Xenophon’s moral concerns to a certain extent informed even his historical works: he wrote what has been called “paradigmatic” or “exemplary” history, focusing especially on the actions of past leaders, who were to stand as paradigms for current and future leaders. He structured his presentation of events and people (and even occasionally suppressed events, or selected among alternate versions) in order to communicate various subtextual messages, such as the inevitable downfall, engineered by the gods, of arrogant leaders. Philosophy for Xenophon, as for many of his contemporaries, was not an academic exercise, but a practical, if arduous, way to try to attain moral virtue as a steady state. Since examples of virtuous people can help an aspirant, even history-writing could serve a moral purpose. Whatever he was writing, Xenophon always had a moral and educational agenda; ancient authors were right to classify him more commonly as a philosopher than as a historian, and modern authors should no longer ignore him as a source for fourth-century philosophical thinking. He is a quiet thinker; he doesn’t trumpet his views, but a great deal of careful thought underpins his work.
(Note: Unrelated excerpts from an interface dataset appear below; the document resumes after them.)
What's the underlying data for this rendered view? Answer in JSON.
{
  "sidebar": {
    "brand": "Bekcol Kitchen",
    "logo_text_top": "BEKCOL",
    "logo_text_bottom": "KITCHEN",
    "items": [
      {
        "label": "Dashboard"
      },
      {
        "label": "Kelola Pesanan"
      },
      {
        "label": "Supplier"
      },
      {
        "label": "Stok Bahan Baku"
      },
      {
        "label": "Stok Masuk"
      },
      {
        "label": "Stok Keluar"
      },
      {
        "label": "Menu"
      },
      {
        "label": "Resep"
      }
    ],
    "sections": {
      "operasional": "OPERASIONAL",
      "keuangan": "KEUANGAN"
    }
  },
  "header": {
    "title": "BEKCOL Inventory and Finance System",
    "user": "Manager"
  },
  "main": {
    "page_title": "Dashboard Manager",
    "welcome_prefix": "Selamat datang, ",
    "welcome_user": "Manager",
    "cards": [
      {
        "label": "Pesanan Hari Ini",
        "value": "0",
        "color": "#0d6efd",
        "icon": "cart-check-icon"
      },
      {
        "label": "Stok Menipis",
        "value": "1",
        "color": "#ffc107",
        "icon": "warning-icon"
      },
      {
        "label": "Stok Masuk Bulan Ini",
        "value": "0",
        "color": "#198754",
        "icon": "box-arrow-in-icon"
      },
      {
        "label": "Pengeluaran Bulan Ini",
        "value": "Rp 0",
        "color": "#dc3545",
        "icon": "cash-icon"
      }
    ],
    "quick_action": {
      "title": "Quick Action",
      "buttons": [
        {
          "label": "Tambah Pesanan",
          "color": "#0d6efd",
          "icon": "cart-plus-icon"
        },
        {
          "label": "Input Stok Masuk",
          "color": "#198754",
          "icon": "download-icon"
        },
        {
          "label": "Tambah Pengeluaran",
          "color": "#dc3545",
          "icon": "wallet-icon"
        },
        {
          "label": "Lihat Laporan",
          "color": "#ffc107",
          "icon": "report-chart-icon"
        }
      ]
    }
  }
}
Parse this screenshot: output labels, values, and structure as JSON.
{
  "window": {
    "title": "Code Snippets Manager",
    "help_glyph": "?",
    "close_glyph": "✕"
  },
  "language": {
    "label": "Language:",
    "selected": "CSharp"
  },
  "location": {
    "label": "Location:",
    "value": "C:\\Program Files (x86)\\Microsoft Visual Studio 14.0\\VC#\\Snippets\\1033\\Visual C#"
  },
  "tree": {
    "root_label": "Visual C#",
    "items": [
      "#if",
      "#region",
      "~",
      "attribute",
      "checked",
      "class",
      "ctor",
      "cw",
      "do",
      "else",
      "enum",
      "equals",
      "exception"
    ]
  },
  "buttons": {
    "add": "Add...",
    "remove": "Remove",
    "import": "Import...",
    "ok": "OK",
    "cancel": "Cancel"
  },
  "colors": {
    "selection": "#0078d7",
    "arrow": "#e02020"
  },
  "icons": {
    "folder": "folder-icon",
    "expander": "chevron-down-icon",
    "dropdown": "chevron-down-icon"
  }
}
Robin Waterfield is the author of Xenophon’s Retreat: Greece, Persia and the End of the Golden Age, publisher by Faber and Faber.